Secondly, we think there's four trends that clients should definitely have in their portfolios. One is Asia and exposure to Asia. Two is health care with the aging population. Three is digitization and the rollout of 5G. And four is exactly what I talked about earlier on ESG.

MYLES UDLAND: And so then, Ida, when you think also about-- and you talked about it a little at the top about the way that the distribution and how the physical footprint of a firm like yours, physical distribution of the footprint of your clients has changed just in the last year.

How is that also impacting business? And how are people thinking about planning for their own location? Are there more sensitive requirements now or thoughts now with respect to taxes? Is that stuff starting at an earlier age than it would have otherwise? That's traditionally a later in life type consideration. But now it seems like a conversation that would come up for those younger members of the household as well.

IDA LIU: Well, it's interesting because a lot of our clients, the vast majority of our clients are very global in their scope and reach. They have family members around the world, businesses around the world. And we have the global client services ability to service our clients globally through one relationship team.

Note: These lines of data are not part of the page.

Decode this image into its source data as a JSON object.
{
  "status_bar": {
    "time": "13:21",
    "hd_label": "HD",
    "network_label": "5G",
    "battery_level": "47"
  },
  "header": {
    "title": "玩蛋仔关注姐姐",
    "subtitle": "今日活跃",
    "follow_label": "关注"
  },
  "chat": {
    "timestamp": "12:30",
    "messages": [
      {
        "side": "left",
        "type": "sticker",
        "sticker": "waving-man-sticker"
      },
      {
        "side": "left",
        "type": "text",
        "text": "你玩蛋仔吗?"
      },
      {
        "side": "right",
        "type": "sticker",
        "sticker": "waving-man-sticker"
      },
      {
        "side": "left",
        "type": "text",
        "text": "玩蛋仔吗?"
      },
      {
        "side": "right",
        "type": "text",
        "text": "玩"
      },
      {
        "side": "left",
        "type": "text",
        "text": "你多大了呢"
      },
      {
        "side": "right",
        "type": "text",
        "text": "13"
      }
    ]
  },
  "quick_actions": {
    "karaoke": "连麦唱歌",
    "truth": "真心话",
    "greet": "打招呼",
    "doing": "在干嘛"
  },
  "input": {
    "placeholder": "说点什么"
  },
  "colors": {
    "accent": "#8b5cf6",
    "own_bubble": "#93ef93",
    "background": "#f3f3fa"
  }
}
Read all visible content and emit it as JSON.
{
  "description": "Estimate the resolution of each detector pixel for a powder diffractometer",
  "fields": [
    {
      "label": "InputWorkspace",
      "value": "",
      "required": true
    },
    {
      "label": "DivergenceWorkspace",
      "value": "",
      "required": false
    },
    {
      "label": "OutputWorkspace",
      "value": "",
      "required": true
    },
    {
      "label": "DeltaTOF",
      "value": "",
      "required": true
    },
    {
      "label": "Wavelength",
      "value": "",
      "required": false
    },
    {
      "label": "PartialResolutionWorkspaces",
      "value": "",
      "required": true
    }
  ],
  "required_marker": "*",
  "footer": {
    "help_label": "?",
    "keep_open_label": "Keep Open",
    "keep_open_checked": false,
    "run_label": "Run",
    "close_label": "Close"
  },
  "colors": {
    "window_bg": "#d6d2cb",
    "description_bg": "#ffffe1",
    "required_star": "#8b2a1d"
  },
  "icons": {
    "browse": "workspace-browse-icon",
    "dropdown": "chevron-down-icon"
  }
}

Interesting you point out the fact on taxes, residences, et cetera. One of the expertise that we offer to our clients is the cross-border planning. And that is incredibly important, particularly with the change of the administration in North America, the United States, a lot of our clients have been focused on this because we have a gift exemption that could potentially come down. We have a state tax exemption that could potentially come down. We have transfer taxes that could potentially go up.

So we've been in active conversations, both with the patriarchs, the matriarchs, but also the next-gen clients on how to best plan for all of these consequences.

BRIAN SOZZI: Ida, within Citi, you sit on their Woman's Steering Committee. What are some of the biggest discussions you're having right now as part of that committee?

IDA LIU: Well, it's very timely because today is International Women's Day. And we are celebrating our trailblazing women and our female clients around the World in 100-plus countries. We're kicking it off here in New York. And as you know, we have a female CEO, Jane Fraser, leading the charge here at Citi, so something to look up to.

But we've been incredibly proud of all the work that we have done at Citi around women and women's advancement. We were the first global financial institution to put out our gender pay gap numbers two years ago. And the reason why we did that is because we believe that what gets measured gets done. And so the senior leaders across the organization are very focused on the metrics and making that needle move faster and quicker.

MYLES UDLAND: All right, Ida Liu, CEO of Citi Private Bank North America. Ida, really appreciate the time this morning. And happy International Women's Day to you and the team over there at Citi as well.